“Religion is the opium of the masses” is one of Marx’s most quoted phrases. However, the full quote is almost always neglected, which explains the position of Marxism far more adequately. Marx explains that religion fills the soulless void found in class society, and, in a sense, even indicates the need to protest against the injustice of this world. However, by seeking mystical and otherworldly explanations and solutions to the injustices of the real world, it plays the key ideological role in maintaining class society.
Marxism is about achieving the full realisation of humanity’s powers, the unfolding of our nature without diversion into obscurantist fetishism, be that the fetish for money or for religious symbols. But we can only cast aside these illusions when we directly control our fate, and to do that we need to put the productive forces of society under social control. In other words, we need socialism and a revolution. Religion cannot be overcome by recourse to pure, rational arguments; we must instead attack its social foundation.
Marxists are in favour of religious freedom and do not set up barriers to religious workers joining in the struggle for socialism.
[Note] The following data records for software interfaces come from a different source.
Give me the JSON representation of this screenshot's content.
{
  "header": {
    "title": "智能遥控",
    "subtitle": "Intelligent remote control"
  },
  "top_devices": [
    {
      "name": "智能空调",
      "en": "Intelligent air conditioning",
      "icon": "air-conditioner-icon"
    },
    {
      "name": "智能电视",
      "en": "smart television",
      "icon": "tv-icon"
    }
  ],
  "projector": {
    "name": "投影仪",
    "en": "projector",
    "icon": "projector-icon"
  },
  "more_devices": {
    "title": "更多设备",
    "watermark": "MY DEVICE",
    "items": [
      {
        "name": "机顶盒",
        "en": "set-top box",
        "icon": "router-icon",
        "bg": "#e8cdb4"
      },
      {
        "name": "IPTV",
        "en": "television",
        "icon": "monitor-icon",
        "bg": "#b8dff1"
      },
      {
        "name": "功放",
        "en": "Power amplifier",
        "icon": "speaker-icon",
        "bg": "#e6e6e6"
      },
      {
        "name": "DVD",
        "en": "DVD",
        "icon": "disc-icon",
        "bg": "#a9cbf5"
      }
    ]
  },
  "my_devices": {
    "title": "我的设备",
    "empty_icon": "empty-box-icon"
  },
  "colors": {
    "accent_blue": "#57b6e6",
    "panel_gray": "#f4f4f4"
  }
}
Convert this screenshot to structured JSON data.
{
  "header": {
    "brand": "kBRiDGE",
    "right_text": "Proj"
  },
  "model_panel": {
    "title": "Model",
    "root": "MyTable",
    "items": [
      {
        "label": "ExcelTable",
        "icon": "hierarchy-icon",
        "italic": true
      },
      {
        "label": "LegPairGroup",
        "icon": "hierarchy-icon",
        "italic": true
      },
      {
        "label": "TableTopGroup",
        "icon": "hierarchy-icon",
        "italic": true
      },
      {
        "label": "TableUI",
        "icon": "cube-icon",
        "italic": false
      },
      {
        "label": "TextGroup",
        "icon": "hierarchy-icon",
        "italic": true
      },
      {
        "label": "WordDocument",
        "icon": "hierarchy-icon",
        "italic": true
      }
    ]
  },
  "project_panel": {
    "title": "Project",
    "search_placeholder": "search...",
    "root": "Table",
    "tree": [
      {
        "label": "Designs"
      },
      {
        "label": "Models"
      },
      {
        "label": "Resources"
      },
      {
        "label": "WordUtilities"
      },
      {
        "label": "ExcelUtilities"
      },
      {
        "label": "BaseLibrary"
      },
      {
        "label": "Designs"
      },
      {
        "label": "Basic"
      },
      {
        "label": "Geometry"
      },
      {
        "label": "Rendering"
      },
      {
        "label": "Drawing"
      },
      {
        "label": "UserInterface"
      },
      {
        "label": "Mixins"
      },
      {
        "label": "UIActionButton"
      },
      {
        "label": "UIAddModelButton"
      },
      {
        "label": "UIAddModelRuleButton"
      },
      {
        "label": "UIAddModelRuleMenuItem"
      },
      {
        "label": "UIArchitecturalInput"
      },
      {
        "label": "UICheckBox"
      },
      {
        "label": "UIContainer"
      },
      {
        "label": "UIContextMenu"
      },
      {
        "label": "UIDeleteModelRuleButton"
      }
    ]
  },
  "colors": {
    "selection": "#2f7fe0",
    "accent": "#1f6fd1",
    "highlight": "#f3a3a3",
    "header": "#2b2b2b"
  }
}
However, we are irreconcilable atheists and materialists in our own world outlook, and we are in favour of the radical separation between religion and the state.